Activity → Count every line in the following entries where the word "case" appears. Give the count alone.

### Provided data ###

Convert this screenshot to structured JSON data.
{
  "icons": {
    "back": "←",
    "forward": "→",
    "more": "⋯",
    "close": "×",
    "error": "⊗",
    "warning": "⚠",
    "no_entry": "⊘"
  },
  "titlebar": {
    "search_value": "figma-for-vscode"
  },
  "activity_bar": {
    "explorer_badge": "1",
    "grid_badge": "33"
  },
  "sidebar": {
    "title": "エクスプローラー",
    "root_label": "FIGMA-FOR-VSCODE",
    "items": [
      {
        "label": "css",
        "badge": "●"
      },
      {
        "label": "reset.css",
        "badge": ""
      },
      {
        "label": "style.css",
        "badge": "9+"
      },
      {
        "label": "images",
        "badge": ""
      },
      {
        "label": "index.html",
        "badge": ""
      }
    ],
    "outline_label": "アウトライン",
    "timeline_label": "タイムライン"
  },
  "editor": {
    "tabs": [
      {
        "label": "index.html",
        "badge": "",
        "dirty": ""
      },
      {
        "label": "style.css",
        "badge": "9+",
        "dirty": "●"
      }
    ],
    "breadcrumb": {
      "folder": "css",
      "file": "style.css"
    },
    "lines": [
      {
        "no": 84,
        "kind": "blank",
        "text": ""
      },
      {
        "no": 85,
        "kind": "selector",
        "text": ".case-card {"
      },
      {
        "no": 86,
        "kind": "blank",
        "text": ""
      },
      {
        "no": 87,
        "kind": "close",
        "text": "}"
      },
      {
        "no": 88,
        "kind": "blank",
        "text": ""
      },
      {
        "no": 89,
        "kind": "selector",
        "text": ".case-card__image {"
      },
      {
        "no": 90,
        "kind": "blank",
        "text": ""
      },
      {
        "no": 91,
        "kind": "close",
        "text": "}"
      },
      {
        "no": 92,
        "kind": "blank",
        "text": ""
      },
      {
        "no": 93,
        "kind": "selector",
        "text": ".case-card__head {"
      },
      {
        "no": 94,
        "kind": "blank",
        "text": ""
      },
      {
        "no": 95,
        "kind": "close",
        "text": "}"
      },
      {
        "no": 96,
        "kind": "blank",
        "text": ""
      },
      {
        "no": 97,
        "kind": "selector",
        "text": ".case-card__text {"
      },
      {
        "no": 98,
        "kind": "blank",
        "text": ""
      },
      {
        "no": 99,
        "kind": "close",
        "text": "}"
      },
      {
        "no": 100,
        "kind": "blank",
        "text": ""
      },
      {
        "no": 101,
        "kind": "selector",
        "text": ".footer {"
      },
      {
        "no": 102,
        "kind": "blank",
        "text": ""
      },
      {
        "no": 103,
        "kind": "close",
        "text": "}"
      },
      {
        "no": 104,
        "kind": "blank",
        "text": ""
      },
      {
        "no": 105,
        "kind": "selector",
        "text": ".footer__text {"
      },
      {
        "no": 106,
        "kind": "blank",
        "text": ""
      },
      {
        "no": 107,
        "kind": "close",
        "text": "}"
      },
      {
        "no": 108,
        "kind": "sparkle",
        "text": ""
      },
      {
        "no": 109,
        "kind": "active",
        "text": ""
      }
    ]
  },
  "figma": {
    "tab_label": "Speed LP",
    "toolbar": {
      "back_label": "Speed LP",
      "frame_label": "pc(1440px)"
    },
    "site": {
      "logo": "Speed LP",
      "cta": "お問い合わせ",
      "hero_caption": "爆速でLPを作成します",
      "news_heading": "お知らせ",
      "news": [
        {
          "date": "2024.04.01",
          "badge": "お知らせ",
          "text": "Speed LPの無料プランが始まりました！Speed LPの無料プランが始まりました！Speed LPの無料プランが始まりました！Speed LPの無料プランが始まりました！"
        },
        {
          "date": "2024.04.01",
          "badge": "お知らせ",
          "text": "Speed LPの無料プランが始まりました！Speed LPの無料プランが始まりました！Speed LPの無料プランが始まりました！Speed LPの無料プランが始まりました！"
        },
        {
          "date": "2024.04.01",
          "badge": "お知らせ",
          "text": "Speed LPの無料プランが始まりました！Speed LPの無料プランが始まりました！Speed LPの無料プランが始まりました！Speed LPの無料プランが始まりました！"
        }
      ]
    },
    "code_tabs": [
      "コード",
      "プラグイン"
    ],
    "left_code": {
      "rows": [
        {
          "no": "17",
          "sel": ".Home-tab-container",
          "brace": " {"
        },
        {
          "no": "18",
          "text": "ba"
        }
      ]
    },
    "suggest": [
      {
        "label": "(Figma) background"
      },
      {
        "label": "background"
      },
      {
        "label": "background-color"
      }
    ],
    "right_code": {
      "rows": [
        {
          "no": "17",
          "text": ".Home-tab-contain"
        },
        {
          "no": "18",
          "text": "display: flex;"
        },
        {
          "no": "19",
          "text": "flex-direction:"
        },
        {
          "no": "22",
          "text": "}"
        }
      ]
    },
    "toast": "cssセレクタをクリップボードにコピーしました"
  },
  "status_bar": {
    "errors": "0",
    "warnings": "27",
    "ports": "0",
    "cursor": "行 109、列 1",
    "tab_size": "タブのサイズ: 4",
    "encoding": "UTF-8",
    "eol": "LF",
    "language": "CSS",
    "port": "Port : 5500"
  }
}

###

Answer for this exercise → 4